The Harney County Wildfire Collaborative (HCWC) wants to ensure the protection of “the best of the best”. Areas of highest interest are valuable ecological sites; land at highest risk to catastrophic wildfires, areas where there is highest potential for ecological change or uplift and areas where there has been substantial investment in restoration.
Some of the issues that HCWC considered when deciding on a particular area to begin focusing efforts included:
• the need to identify the level of risk of fire presented at a site,
• the level of fuel accumulation and probability of that site burning,
• the length of time since the last fire and the presence of annual grasses on the site.
• explore proactive issues or concerns with a focus on areas of greatest impact,
• the site must allow for the ability to manage for sage grouse habitat and the ability to return to desired state,
• the viability of the site and the ability to increase resilience/resistance of the site,
• the availability of infrastructure (usable roads, water sources),
• the willingness of permittees to participate and a cost/benefit or risk to working at the site,
• when contemplating public lands there are NEPA considerations to take into account.
All of the above are categorized into overall site value propositions including economic, wildlife, recreation, and historic values.
Pueblo Mountains Area
After sifting through the above criteria the HCWC in 2016 selected the Pueblo Mountains Area in the southern part of Harney County and Burns BLM District.

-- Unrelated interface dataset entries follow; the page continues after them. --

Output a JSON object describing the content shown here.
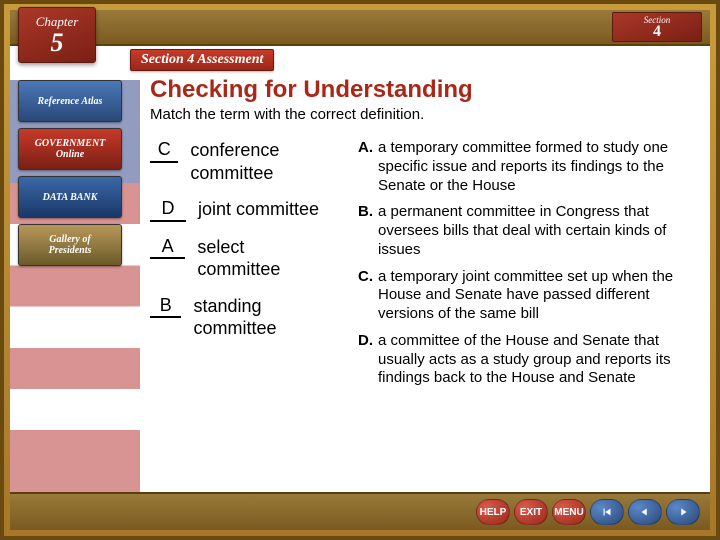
{
  "top": {
    "chapter_label": "Chapter",
    "chapter_num": "5",
    "section_label": "Section",
    "section_num": "4"
  },
  "assessment_label": "Section 4 Assessment",
  "sidebar": {
    "reference": "Reference Atlas",
    "government": "GOVERNMENT",
    "online": "Online",
    "databank": "DATA BANK",
    "gallery_line1": "Gallery of",
    "gallery_line2": "Presidents"
  },
  "heading": "Checking for Understanding",
  "instructions": "Match the term with the correct definition.",
  "terms": [
    {
      "answer": "C",
      "text": "conference committee"
    },
    {
      "answer": "D",
      "text": "joint committee"
    },
    {
      "answer": "A",
      "text": "select committee"
    },
    {
      "answer": "B",
      "text": "standing committee"
    }
  ],
  "definitions": [
    {
      "letter": "A.",
      "text": "a temporary committee formed to study one specific issue and reports its findings to the Senate or the House"
    },
    {
      "letter": "B.",
      "text": "a permanent committee in Congress that oversees bills that deal with certain kinds of issues"
    },
    {
      "letter": "C.",
      "text": "a temporary joint committee set up when the House and Senate have passed different versions of the same bill"
    },
    {
      "letter": "D.",
      "text": "a committee of the House and Senate that usually acts as a study group and reports its findings back to the House and Senate"
    }
  ],
  "nav": {
    "help": "HELP",
    "exit": "EXIT",
    "menu": "MENU"
  }
}
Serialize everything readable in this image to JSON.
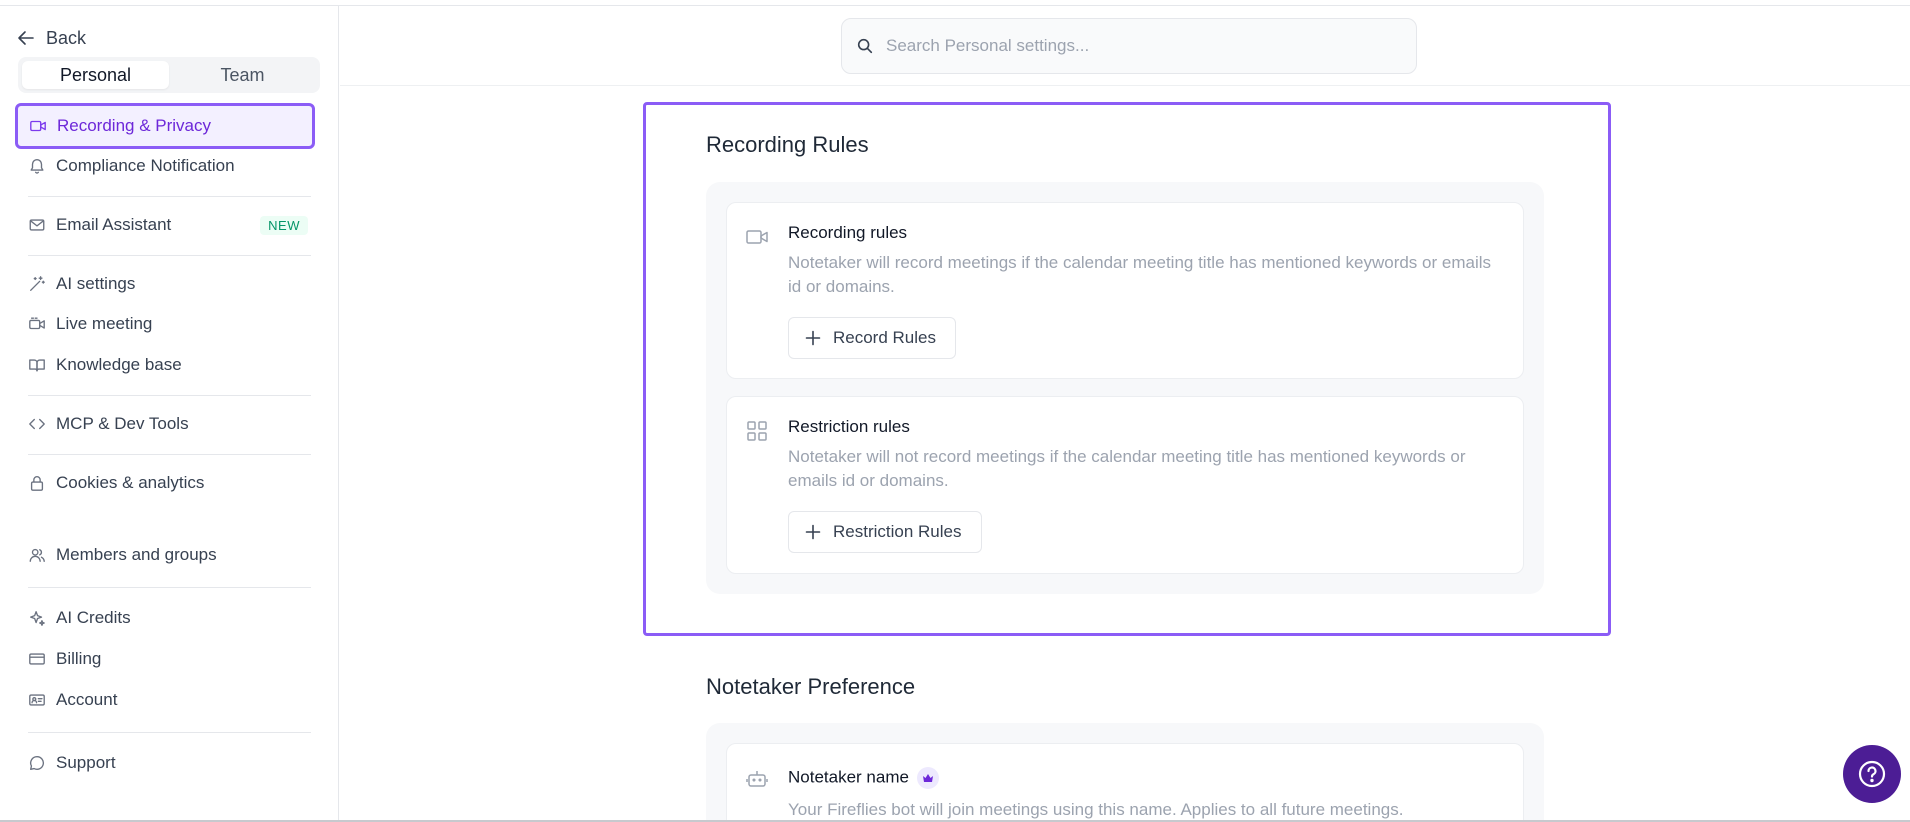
{
  "sidebar": {
    "back_label": "Back",
    "toggle": {
      "personal": "Personal",
      "team": "Team"
    },
    "items": {
      "recording_privacy": "Recording & Privacy",
      "compliance": "Compliance Notification",
      "email_assistant": "Email Assistant",
      "email_badge": "NEW",
      "ai_settings": "AI settings",
      "live_meeting": "Live meeting",
      "knowledge_base": "Knowledge base",
      "mcp": "MCP & Dev Tools",
      "cookies": "Cookies & analytics",
      "members": "Members and groups",
      "ai_credits": "AI Credits",
      "billing": "Billing",
      "account": "Account",
      "support": "Support"
    }
  },
  "search": {
    "placeholder": "Search Personal settings..."
  },
  "recording_rules": {
    "title": "Recording Rules",
    "record": {
      "title": "Recording rules",
      "description": "Notetaker will record meetings if the calendar meeting title has mentioned keywords or emails id or domains.",
      "button": "Record Rules"
    },
    "restriction": {
      "title": "Restriction rules",
      "description": "Notetaker will not record meetings if the calendar meeting title has mentioned keywords or emails id or domains.",
      "button": "Restriction Rules"
    }
  },
  "notetaker": {
    "title": "Notetaker Preference",
    "name_title": "Notetaker name",
    "name_description": "Your Fireflies bot will join meetings using this name. Applies to all future meetings."
  },
  "colors": {
    "accent": "#8b5cf6",
    "help_button": "#4c1d95"
  }
}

This was still a very large area and far too large to effectively manage as a pilot project. A subcommittee was created and tasked with delineating the area into smaller subunits. The subcommittee utilized GIS mapping overlays of several factors such as fire risk modeling, Wilderness Study Area history, wildlife concerns, and Sage-Grouse PACs. Considerable time was spent to identify values, threats and resources for each subunit. Next subunits were ranked in order of priority. A detailed description of these results can be found in the subcommittee notes (June 2016). Ultimately the subunit on the southwestern flanks of Pueblo Mountains consisting of 26,400 Acres was selected as the focus for the project area.
Pueblo Mountains Project Prevention Plan
The Pueblo Mountains subcommittee recommendation was brought back to the entire collaborative to discuss potential tools, the utilization of State and Transition modeling, funding, and designing a monitoring plan. Ideas were brainstormed about how to improve response time, possibly through early detection cameras, or better road access and road improvements. The overarching goals were revisited on how to improve and maintain desirable ecological conditions and explored water development opportunities. The final consensus was to utilize a combination of tools: including targeted grazing, prescribed burning, herbicide application, and seeding.
Find much more about the Pueblo Mountains Project here.
Implementation began summer 2019. The following video and images were taken during this implementation work.